Try it → Show, from the records below, all lines that contain the word "label".

Listed records →
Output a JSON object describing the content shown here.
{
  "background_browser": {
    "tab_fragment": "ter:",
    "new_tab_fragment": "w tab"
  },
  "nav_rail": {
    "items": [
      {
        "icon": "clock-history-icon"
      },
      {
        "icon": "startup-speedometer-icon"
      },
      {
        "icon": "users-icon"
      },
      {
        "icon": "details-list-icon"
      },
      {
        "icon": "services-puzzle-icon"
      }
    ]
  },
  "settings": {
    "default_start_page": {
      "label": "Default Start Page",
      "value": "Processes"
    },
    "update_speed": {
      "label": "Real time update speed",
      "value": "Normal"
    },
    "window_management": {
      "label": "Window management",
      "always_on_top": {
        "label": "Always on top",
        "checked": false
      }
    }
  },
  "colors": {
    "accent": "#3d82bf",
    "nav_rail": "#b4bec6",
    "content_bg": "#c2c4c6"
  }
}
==
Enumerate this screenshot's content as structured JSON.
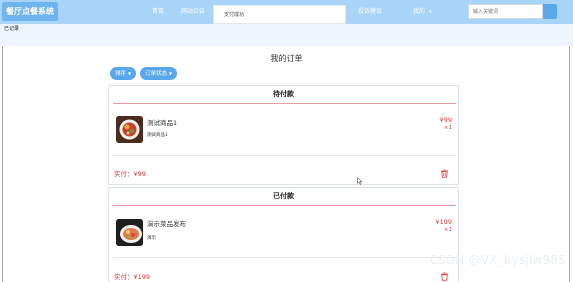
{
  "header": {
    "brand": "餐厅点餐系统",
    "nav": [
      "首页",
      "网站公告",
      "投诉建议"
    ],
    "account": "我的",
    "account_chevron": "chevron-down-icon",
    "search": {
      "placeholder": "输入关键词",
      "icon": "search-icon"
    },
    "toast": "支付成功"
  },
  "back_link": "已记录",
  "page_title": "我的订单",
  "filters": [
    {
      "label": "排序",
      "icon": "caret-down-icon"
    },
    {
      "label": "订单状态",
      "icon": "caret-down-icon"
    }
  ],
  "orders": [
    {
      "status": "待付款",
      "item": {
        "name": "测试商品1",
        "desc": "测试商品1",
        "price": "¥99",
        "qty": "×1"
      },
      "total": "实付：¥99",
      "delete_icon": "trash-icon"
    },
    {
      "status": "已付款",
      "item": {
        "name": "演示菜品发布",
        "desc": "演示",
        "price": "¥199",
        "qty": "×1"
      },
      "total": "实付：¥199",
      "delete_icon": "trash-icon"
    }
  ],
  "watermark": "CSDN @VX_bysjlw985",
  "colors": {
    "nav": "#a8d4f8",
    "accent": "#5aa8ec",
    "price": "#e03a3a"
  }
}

Task response →
      "label": "Default Start Page",
      "label": "Real time update speed",
      "label": "Window management",
        "label": "Always on top",
      "label": "排序",
      "label": "订单状态",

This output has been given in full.